The Ivory Vikings
Travel website Stuck in Iceland kindly allowed us to share a guest blog by author Nancy Marie Brown who recently published a book presenting a new theory on the famed Lewis chessmen: That they were carved by a woman.
Nancy Marie Brown writes:
The Lewis chessmen are among the most popular exhibits in the British Museum in London and the National Museum of Scotland in Edinburgh. Norse netsuke, each one is individual, each full of quirks. Found on the Isle of Lewis in the early 1800s, these walrus-ivory figurines are the best-known Scottish archaeological treasure of all time. One expert calls them “the most famous and important chess pieces in history.”
If you’re traveling through southern Iceland, you can visit the place where they were made—maybe. In my book “Ivory Vikings: The Mystery of the Most Famous Chessmen in the World and the Woman Who Made Them,” I evaluate the theory that they were made for Bishop Pall of Skalholt in about the year 1200 by a woman artist named Margret the Adroit.
I conclude that it’s quite possible.
According to the Saga of Bishop Pall, the bishop was in the habit of sending expensive gifts to his friends in Norway, Denmark, Greenland, and the Orkney Islands. He surrounded himself with the finest artists in the land, four of whom are named in his saga: Amundi the Smith, Atli the Scribe, Thorstein the Shrine-Smith, and Margret the Adroit, who was the best ivory carver in Iceland.
Until recently, scholars thought the Lewis chessmen must have been carved in a town like Trondheim. Iceland was too poor and backwards to produce such sophisticated works of art.
They didn’t know about Bishop Páll and his artists.
Why not? The Saga of Bishop Páll has never been translated into English. Besides, many scholars consider the Icelandic sagas to be fiction. Some of the sagas are. The word “saga” comes from the Icelandic verb segja, “to say,” and it doesn’t imply either fact or fiction.
The Saga of Bishop Páll, however, is as factual as any medieval chronicle. It falls into the category of Contemporary Sagas.
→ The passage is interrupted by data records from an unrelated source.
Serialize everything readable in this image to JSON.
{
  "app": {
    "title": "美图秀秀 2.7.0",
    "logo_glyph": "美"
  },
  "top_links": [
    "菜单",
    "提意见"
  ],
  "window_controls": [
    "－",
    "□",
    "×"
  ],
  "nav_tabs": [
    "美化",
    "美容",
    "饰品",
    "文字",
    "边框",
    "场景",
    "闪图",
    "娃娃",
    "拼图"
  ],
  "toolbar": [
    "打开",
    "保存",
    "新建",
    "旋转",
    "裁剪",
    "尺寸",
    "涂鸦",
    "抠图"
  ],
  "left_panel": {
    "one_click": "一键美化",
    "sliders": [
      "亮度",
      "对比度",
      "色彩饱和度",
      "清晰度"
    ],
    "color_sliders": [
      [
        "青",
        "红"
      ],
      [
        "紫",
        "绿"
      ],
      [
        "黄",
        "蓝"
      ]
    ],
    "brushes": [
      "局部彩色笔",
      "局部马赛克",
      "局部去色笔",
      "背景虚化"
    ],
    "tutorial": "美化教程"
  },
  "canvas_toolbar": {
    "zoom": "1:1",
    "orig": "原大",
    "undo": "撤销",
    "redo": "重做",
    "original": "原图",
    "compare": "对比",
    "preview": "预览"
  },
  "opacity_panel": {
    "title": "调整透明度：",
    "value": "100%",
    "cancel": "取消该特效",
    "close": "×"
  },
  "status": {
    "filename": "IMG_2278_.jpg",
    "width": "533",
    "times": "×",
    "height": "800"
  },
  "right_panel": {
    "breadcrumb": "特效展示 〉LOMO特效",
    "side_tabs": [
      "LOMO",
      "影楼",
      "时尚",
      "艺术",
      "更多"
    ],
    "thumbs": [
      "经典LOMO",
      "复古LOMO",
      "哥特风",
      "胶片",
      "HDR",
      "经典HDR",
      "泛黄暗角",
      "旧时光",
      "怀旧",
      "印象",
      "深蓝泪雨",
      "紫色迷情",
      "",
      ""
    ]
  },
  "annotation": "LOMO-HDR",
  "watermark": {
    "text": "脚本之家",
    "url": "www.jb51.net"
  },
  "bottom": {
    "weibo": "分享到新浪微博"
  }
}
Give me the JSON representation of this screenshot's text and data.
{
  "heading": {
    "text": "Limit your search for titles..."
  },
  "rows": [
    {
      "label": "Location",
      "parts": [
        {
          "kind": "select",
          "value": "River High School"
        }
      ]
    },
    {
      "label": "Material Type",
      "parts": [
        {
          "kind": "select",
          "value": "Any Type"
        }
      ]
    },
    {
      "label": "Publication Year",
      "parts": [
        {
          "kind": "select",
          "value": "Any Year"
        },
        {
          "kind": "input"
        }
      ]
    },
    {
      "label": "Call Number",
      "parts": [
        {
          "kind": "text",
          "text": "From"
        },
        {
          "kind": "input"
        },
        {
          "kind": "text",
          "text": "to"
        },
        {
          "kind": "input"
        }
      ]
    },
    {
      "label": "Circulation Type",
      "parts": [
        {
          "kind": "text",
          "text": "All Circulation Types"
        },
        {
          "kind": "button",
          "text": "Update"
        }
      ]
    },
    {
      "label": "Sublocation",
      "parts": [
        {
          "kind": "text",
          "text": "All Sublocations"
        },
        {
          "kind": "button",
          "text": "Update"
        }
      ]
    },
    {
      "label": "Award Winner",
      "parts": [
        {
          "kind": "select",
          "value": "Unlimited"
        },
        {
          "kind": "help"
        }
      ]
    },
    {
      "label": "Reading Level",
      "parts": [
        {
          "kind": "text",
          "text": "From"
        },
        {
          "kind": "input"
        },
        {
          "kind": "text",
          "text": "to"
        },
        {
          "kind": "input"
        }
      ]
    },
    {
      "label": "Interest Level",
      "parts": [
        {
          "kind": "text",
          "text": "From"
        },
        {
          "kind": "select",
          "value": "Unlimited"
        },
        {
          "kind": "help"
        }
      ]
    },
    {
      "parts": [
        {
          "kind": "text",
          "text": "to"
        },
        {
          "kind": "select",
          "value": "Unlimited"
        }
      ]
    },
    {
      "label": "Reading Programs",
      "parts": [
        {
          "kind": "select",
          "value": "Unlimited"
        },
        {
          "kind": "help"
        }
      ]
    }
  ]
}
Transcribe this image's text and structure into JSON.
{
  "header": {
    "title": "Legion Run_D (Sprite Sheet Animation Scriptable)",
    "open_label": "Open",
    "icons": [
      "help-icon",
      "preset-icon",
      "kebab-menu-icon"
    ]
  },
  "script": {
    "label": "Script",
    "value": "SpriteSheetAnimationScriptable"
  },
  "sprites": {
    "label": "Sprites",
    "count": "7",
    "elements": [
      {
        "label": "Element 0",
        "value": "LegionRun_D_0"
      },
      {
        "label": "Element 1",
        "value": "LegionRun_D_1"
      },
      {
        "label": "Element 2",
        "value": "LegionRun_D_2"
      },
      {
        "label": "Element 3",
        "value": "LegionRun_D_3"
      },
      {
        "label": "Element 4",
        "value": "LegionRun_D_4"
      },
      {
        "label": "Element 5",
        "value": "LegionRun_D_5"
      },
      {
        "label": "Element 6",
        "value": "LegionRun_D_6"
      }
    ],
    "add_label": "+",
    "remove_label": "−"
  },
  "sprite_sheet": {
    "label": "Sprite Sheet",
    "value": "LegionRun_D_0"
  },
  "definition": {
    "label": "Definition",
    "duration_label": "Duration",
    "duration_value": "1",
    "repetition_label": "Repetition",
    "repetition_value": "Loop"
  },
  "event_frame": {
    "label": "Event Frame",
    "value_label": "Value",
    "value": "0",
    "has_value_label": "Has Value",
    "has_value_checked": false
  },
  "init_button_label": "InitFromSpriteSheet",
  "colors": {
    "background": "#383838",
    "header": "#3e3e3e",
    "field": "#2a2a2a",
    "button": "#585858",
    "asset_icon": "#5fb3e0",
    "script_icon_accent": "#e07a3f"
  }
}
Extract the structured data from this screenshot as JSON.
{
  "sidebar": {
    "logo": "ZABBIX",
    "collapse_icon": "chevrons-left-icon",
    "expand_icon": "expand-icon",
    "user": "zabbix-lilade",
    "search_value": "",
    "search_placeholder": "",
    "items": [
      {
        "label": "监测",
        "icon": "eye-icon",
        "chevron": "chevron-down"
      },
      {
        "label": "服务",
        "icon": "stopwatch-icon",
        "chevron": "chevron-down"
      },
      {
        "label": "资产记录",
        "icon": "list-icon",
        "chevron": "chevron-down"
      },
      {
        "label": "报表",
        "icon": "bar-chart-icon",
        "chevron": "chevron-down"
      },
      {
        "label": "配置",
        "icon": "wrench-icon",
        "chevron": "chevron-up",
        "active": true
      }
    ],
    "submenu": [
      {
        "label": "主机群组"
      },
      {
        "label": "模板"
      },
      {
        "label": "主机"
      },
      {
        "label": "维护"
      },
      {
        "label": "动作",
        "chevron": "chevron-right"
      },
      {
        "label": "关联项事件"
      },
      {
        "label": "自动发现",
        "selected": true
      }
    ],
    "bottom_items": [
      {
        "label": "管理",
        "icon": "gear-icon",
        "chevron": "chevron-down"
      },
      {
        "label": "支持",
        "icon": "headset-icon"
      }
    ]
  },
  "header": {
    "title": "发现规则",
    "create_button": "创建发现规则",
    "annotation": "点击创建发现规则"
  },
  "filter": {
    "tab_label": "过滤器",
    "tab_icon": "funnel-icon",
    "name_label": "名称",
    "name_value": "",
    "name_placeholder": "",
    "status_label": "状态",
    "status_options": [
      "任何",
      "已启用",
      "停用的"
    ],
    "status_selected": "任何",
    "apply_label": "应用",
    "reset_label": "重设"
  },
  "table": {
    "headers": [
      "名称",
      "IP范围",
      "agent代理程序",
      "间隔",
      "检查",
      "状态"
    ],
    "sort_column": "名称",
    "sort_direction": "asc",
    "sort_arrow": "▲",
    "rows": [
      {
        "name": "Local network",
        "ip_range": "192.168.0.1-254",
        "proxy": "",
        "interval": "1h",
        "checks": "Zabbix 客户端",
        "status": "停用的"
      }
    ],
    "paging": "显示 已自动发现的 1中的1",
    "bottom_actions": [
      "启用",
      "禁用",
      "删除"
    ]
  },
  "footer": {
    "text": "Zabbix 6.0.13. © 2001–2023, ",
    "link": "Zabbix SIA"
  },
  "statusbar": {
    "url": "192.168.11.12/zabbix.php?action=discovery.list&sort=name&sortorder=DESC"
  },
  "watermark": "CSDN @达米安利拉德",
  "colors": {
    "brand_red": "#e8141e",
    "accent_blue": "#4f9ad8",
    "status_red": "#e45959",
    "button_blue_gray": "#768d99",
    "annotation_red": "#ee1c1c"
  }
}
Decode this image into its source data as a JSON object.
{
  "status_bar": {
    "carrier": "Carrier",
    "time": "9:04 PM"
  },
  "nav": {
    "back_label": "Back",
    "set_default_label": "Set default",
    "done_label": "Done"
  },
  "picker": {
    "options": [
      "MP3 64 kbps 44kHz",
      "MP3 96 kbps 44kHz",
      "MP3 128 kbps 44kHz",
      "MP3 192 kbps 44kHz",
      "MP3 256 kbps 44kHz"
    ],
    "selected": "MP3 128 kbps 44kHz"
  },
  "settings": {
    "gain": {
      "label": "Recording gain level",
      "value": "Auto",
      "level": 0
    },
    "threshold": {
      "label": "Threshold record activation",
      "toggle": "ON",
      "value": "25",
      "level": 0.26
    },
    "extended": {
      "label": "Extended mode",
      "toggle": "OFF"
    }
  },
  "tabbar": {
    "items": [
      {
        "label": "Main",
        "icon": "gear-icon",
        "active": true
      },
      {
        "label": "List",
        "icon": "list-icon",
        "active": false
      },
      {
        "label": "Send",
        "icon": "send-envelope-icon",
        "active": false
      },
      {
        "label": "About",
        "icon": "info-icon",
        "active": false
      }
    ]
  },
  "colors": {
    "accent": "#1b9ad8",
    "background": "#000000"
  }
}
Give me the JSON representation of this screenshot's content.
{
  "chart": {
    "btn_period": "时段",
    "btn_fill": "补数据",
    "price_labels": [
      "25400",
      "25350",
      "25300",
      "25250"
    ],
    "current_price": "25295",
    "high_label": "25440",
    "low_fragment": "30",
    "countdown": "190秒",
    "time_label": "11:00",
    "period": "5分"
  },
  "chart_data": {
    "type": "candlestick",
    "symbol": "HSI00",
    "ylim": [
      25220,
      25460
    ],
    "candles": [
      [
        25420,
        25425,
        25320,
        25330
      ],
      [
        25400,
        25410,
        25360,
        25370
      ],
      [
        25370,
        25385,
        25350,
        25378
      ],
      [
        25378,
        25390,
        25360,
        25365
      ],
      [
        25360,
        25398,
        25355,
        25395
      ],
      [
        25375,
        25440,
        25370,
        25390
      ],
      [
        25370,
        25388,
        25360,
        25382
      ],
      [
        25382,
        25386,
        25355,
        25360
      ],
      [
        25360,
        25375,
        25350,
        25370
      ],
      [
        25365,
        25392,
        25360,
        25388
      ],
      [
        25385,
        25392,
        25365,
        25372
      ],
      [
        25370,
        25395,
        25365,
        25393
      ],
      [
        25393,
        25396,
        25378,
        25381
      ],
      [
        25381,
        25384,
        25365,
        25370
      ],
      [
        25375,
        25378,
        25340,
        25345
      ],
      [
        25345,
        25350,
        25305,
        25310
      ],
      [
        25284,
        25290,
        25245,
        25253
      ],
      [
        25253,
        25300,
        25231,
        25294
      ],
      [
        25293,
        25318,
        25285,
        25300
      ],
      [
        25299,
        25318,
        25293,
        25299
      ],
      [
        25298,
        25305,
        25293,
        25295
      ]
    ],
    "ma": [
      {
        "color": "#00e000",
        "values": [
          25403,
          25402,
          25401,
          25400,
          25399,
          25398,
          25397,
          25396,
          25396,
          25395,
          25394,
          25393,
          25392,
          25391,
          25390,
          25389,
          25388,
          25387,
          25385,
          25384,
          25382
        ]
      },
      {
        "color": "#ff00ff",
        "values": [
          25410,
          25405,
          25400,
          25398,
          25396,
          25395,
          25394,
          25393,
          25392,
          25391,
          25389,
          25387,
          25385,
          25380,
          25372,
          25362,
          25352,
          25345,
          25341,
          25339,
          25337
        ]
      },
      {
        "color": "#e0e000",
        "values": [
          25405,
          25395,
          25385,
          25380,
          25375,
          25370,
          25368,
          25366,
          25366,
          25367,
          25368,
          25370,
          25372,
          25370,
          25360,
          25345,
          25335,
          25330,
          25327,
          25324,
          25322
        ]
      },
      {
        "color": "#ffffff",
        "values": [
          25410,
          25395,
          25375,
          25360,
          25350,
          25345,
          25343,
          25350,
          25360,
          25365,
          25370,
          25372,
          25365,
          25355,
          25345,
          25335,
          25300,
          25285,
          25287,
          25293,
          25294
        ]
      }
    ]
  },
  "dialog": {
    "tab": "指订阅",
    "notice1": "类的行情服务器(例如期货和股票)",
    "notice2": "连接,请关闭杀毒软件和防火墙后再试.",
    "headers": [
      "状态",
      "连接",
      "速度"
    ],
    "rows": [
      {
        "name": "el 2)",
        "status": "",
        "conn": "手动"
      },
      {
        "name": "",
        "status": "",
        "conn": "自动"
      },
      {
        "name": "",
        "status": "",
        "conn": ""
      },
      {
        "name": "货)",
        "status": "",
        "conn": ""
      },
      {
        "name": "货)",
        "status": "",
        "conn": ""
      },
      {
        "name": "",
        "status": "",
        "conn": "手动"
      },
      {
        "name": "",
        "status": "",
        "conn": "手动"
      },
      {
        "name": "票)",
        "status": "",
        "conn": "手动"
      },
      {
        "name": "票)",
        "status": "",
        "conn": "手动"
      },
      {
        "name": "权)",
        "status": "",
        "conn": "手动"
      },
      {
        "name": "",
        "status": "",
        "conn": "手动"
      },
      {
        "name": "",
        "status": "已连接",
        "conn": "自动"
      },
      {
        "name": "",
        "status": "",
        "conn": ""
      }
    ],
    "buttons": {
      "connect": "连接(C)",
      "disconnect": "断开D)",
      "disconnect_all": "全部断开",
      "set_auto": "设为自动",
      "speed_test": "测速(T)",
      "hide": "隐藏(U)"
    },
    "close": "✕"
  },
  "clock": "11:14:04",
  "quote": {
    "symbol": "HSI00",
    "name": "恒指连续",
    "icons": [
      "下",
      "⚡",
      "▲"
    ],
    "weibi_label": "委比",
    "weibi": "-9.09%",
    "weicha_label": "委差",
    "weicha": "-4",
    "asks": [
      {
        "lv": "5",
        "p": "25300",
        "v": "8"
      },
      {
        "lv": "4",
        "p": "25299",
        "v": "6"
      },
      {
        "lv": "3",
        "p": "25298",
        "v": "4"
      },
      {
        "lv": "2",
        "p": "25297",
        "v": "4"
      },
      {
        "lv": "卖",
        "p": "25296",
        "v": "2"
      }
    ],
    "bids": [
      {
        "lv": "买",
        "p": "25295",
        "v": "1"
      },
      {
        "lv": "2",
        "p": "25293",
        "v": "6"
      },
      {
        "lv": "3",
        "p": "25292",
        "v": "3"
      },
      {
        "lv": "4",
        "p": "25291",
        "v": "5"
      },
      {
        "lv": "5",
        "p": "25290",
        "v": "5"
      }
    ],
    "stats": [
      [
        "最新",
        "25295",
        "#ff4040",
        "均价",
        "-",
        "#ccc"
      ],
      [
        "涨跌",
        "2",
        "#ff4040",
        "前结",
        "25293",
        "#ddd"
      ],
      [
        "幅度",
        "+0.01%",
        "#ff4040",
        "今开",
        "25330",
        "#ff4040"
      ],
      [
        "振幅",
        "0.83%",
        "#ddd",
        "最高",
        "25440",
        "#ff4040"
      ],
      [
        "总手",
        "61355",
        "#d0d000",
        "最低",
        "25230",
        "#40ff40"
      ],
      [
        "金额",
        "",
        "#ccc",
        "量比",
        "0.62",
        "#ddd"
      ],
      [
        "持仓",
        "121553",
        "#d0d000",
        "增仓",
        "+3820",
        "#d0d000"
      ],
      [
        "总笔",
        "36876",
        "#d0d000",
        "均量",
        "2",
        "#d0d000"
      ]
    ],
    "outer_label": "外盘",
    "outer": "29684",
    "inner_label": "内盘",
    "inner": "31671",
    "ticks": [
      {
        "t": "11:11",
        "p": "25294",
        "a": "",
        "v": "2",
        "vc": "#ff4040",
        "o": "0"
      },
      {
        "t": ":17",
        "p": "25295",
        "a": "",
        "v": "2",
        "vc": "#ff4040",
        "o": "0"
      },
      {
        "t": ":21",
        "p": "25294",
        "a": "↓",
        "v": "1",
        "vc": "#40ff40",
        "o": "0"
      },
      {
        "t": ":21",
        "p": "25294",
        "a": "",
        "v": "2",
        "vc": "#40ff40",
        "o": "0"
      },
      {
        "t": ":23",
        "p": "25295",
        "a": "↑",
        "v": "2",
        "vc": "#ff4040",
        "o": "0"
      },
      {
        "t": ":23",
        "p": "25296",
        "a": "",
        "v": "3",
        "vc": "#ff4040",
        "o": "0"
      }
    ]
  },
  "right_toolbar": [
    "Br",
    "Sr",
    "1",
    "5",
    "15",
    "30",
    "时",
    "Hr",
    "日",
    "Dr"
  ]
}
These sagas were composed within a generation of the actions they describe. Their authors were often eyewitnesses to the events.
The Saga of Bishop Pall is also backed up by archaeology. According to the saga, Pall was buried in a stone sarcophagus. This sarcophagus is the only one mentioned in Icelandic records.
The country has no tradition of stone sculpture, and even Icelanders did not believe the saga account of Bishop Pall’s sarcophagus—until they found it.
In the mid-1950s, before the new church was built at Skálholt, archaeologists were called in to excavate. They were uncovering the floorplan of the huge cross-shaped medieval basilica, the largest wooden church in Scandinavia at the time, when one of the workers struck stone. “Of all the things that came to light during the excavations at Skalholt,” said archaeologist Kristjan Eldjarn (who later became president of Iceland), “the grave of Pall Jonsson is the most important and meaningful. It is not certain that another such sign and wonder of the Icelandic sagas could ever be unearthed.”
You can now see the sarcophagus in the basement of Skálholt Cathedral. Carved out of one large stone, of the soft reddish volcanic tuff found on the hill across the river from Skálholt, it is simple and elegant, its rounded lines ornamented only by two cylindrical knobs projecting from the broader end. The lid has been cracked by fire, perhaps by an inferno in 1309 that destroyed the cathedral, but otherwise the coffin shows little damage.
When it was opened, the researchers found a bishop’s crozier carved from walrus ivory resting on the shoulder of the skeleton.
In 2012, any question that the skeleton was not that of Pall Jonsson was put to rest by radiocarbon analysis, which dated a bone sample to between 1165 and 1220.
Margret the Adroit would have remained a colorful detail in a little-read saga if the Icelanders had not decided to build that new, modern cathedral at Skálholt—and called first for an archaeological excavation. The existence of Pall’s sarcophagus vouches for the overall truth of the Saga of Bishop Pall. The ivory crozier found inside it calls to mind the one Margret carved out of walrus tusk, the saga says, “so skillfully that no one in Iceland had seen such artistry before.”
The crosier of Pall. Photo by the Icelandic Science Web – www.visindavefur.is
Bishop Pall’s crozier is now on display in the National Museum of Iceland in Reykjavik. We don’t know if Margret made it, but if the one she carved was comparable, she was clearly a talented artist. And the description of Bishop Páll in his saga proves that this lover of fine things had the means, the motivation, and the taste to commission the Lewis chessmen.